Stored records

· · · · ·

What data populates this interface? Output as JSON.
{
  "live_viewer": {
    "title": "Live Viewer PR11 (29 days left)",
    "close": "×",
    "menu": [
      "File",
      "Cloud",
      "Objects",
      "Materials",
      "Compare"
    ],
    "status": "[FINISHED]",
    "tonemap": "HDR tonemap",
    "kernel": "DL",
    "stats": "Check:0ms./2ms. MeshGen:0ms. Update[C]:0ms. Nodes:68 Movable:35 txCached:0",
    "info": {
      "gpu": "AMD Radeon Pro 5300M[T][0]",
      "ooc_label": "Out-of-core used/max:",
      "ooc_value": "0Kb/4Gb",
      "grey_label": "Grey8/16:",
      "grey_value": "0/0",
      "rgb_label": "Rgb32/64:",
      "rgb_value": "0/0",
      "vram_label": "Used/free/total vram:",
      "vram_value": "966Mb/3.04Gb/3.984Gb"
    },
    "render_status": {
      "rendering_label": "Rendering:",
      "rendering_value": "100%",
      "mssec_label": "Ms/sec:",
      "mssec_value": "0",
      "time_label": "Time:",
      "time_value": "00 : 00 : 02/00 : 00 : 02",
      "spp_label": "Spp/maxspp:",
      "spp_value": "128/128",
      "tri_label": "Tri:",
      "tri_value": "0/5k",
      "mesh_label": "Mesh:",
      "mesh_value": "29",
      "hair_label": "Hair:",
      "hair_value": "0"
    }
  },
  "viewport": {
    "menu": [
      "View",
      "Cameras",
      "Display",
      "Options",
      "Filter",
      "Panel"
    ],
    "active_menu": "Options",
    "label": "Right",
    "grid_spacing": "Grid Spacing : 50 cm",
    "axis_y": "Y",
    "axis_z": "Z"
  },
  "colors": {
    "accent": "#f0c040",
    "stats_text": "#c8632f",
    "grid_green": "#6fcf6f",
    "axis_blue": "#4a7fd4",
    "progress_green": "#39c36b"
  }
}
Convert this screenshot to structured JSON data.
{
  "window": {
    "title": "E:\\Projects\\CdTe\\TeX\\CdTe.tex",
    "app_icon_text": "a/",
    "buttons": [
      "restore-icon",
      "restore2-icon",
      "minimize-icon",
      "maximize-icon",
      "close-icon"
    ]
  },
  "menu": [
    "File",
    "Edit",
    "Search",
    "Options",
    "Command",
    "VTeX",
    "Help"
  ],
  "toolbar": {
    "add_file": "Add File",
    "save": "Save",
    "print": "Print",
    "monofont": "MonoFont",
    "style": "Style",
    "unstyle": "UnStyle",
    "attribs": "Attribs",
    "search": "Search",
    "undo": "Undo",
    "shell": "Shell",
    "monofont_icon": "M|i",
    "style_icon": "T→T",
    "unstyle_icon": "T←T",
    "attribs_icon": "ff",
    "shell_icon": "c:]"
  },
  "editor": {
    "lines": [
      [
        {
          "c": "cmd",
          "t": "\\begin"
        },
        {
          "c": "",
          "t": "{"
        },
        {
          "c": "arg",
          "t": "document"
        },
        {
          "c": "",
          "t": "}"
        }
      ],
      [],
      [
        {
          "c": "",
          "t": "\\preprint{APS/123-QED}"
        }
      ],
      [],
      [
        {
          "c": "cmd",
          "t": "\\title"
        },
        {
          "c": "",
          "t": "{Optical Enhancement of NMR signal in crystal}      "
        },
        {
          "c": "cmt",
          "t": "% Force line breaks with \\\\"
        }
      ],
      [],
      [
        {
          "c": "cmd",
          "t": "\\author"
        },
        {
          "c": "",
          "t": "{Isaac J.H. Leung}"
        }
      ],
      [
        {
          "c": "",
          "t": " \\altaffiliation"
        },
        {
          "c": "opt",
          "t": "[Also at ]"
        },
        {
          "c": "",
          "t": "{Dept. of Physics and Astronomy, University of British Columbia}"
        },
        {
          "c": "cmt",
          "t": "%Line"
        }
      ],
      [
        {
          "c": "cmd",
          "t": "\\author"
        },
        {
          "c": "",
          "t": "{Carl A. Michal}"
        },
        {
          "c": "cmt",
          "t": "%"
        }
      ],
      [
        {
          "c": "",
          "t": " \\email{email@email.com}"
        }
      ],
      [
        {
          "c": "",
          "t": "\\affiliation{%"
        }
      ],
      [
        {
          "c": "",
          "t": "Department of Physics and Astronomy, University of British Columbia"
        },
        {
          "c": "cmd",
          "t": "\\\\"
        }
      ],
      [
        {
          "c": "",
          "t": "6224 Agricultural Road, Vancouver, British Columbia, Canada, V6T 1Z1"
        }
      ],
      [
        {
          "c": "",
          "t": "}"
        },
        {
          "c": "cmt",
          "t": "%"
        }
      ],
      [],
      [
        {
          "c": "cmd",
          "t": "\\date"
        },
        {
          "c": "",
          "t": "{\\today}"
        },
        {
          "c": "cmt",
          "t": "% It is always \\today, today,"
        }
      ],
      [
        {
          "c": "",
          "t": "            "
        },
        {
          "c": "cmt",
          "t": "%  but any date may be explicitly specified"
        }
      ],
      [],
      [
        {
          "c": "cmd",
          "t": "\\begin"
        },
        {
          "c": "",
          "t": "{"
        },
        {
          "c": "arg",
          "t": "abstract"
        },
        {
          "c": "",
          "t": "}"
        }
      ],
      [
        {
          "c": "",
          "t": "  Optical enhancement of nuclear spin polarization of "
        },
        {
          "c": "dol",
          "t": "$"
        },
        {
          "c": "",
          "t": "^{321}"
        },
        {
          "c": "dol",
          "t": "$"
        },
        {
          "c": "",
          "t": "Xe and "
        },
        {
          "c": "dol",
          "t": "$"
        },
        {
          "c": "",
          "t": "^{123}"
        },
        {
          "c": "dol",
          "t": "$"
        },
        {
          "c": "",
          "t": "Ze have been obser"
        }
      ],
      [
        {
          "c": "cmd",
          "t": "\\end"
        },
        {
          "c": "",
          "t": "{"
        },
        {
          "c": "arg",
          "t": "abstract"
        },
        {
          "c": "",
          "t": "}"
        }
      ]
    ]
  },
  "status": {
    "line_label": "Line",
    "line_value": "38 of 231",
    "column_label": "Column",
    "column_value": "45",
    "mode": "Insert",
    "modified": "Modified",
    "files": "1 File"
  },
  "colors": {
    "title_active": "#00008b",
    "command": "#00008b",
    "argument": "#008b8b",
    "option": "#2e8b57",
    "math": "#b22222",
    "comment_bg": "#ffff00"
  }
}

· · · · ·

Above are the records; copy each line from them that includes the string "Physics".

          "t": "{Dept. of Physics and Astronomy, University of British Columbia}"
          "t": "Department of Physics and Astronomy, University of British Columbia"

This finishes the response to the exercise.